Component data from apps and pages

========================================================================

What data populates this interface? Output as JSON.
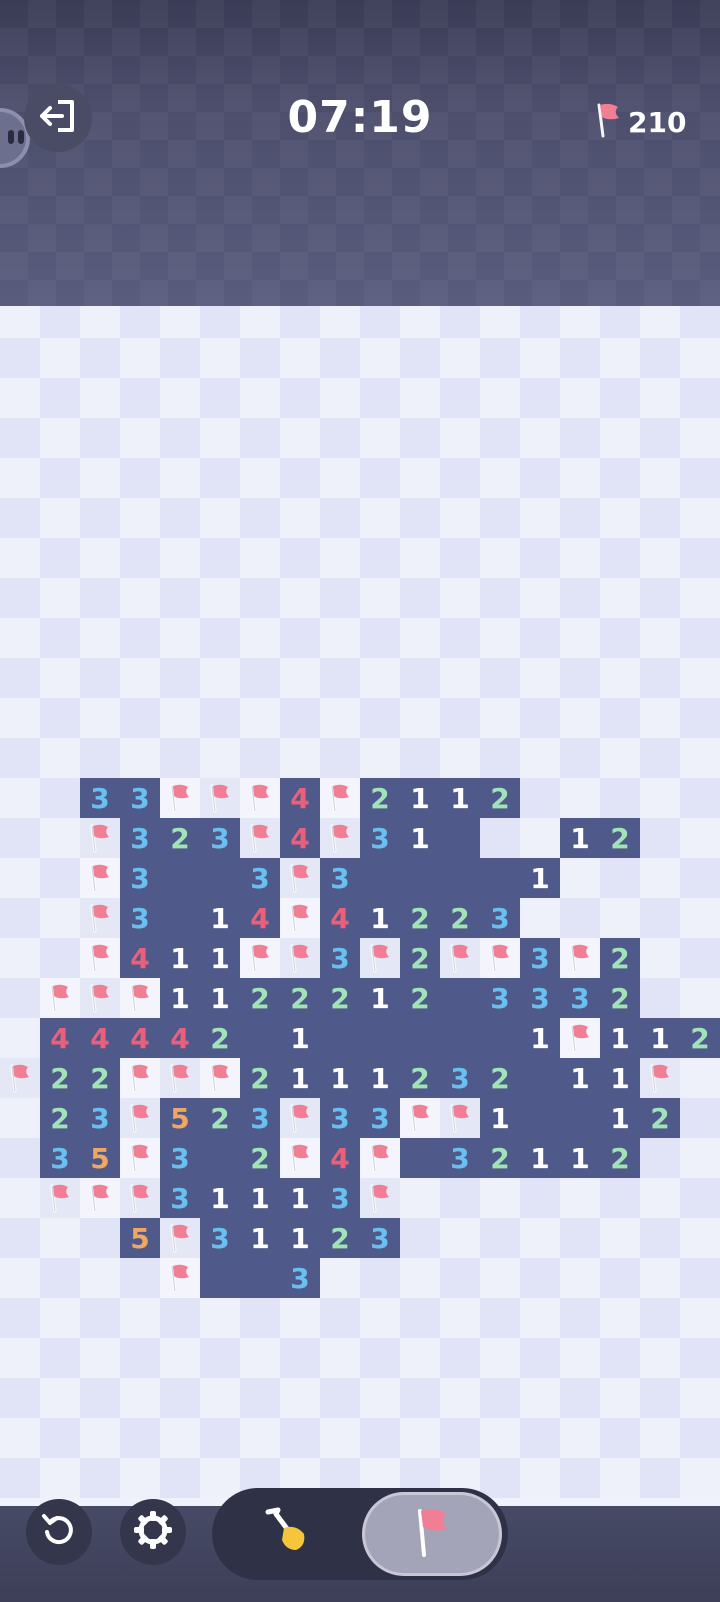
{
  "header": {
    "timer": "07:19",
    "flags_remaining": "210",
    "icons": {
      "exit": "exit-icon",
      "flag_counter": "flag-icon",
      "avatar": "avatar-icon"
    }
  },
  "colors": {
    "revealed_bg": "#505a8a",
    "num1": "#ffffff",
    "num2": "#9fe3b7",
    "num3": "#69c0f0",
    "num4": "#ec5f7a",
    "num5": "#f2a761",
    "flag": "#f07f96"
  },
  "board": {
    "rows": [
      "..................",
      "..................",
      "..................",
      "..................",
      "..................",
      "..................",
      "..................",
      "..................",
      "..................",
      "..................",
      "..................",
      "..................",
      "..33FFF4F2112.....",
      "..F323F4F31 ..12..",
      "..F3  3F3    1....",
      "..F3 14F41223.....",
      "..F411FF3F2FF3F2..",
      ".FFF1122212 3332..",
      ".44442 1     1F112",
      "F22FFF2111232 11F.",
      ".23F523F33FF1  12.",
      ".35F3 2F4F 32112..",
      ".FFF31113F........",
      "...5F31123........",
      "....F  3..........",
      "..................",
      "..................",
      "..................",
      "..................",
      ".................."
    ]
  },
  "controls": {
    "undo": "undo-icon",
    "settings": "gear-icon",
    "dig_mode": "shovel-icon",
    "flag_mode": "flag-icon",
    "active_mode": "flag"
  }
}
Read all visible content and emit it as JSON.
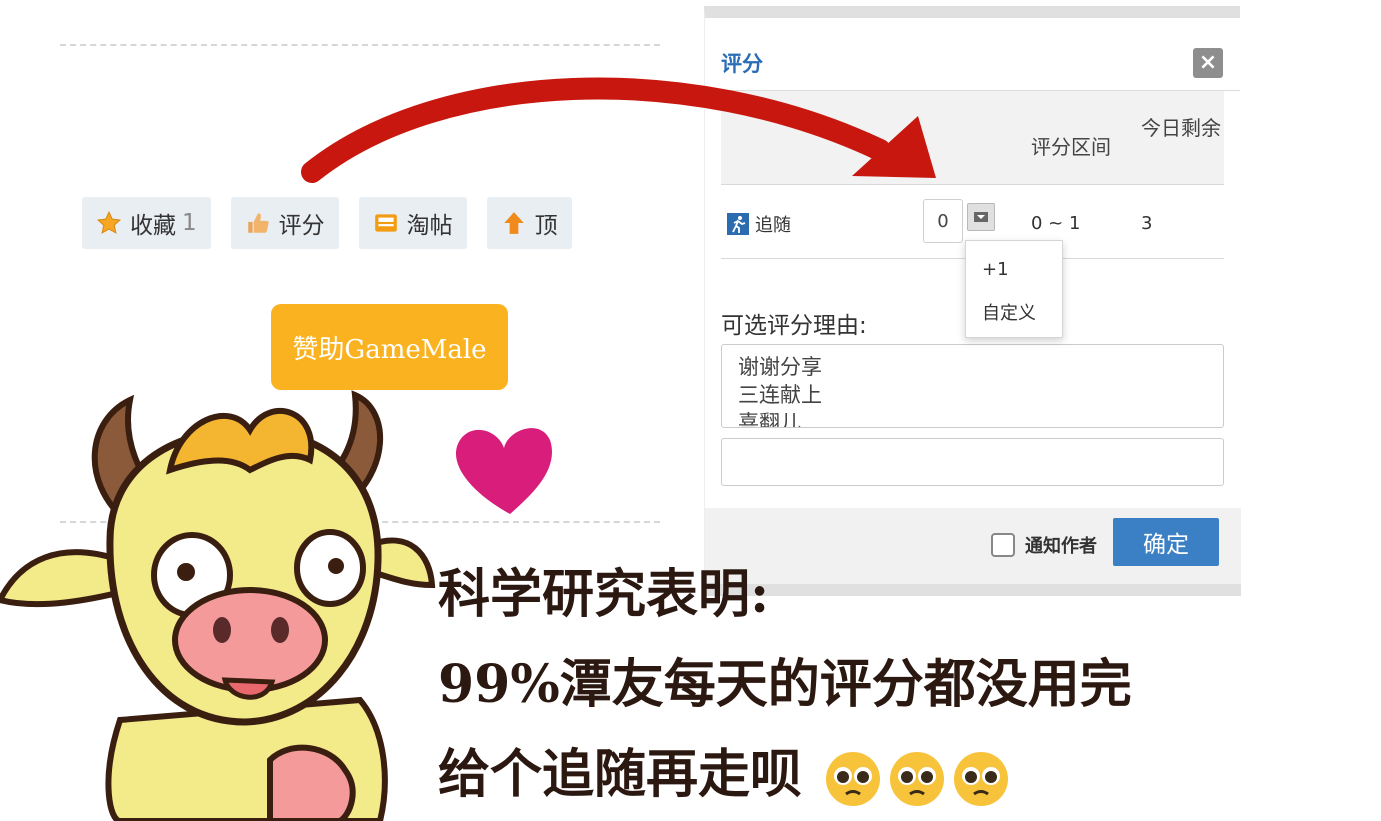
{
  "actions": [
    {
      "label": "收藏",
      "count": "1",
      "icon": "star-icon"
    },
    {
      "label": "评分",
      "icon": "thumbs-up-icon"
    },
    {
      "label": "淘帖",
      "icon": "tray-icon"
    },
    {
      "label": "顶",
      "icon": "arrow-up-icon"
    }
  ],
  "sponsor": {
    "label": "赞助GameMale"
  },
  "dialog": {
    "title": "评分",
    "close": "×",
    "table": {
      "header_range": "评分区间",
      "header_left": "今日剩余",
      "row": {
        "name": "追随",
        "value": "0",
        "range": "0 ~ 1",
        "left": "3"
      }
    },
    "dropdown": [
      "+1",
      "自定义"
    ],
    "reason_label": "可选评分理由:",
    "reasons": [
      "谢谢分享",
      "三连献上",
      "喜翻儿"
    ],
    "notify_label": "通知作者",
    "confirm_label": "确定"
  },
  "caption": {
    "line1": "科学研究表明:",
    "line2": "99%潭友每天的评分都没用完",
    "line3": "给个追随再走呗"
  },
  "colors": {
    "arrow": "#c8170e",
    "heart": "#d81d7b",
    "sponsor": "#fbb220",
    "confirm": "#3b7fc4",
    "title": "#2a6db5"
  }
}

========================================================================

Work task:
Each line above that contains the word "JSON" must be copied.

Your response:
What data populates this interface? Output as JSON.
Read all visible content and emit it as JSON.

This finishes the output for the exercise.